Numerous studies have described the movement of swimming cells in homogenous, or single, viscous fluids. However, microorganisms are often found in inhomogenous viscous environments. These environments contain both a high and low viscous fluid creating a gradient. Despite the importance of microorganism movement in varying viscosities, a definitive paradigm for swimming cell transport in viscosity gradients has not been established. Additionally, the physical mechanisms controlling cell motility within these gradients have also remained unresolved.

Recent work by Associate Professor Jeffrey Guasto’s group of the Department of Mechanical Engineering and colleagues analyzes the movement of biflagellated microalgae (Chlamydomonas reinhardtti) within controlled viscosity gradients. The results provide the first direct evidence of biflagellated microalga’s viscophobia, or its aversion to accumulating in high viscosity regions.

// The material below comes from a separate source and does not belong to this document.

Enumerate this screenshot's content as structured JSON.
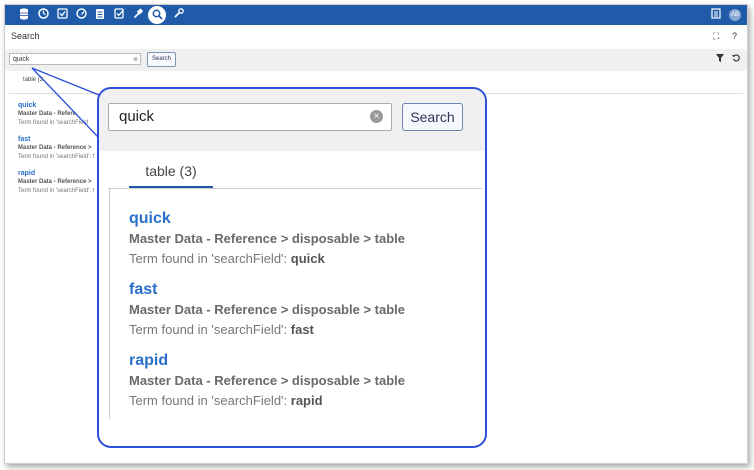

The research team designed microfluidic devices to precisely control the strength of the viscosity gradient. They created a stratified viscous environment using polymer additives to locally increase the viscosity. Observations performed in the absence of a viscosity gradient showed that the cells randomly move and spread out uniformly across the channel. A moderate viscosity gradient yields a slight accumulation in the high viscosity region due to a reduction in cell swimming speed as expected. However, a strong gradient reveals a viscophobic outcome in which the swimming cells accumulate in the low viscosity regions. This result runs counterintuitive to some theoretical studies whereby cells are predicted to accumulate in high viscosity regions and exposes an underlying viscophobic movement bias within the cells.

The team hypothesizes that this viscophobic movement is due to the cell experiencing a slight imbalance in the pulling force between its two flagella. The flagellum in the higher viscosity exerts a larger force on its surrounding compared to the flagellum in the low viscosity, resulting in a rotation that directs the cell down the gradient. This reorientation enables the swimming cells to escape from the high viscosity region. The team also observed mutant C. reinhardtii with shorter flagella rotated slower, supporting the hypothesized model that guides cell transport in viscosity gradients.  

The team’s discovery has the potential to refine our understanding of swimming cell movement in complex microbiological systems. The experimental and analytical approaches established in this work pave the way for understanding cell motility in a range of important environments, from biofilms to protective mucus layers to endangered coral ecosystems.

Read the full letter, “Viscophobic turning dictates microalgae transport in viscosity gradients,” in Nature Physics.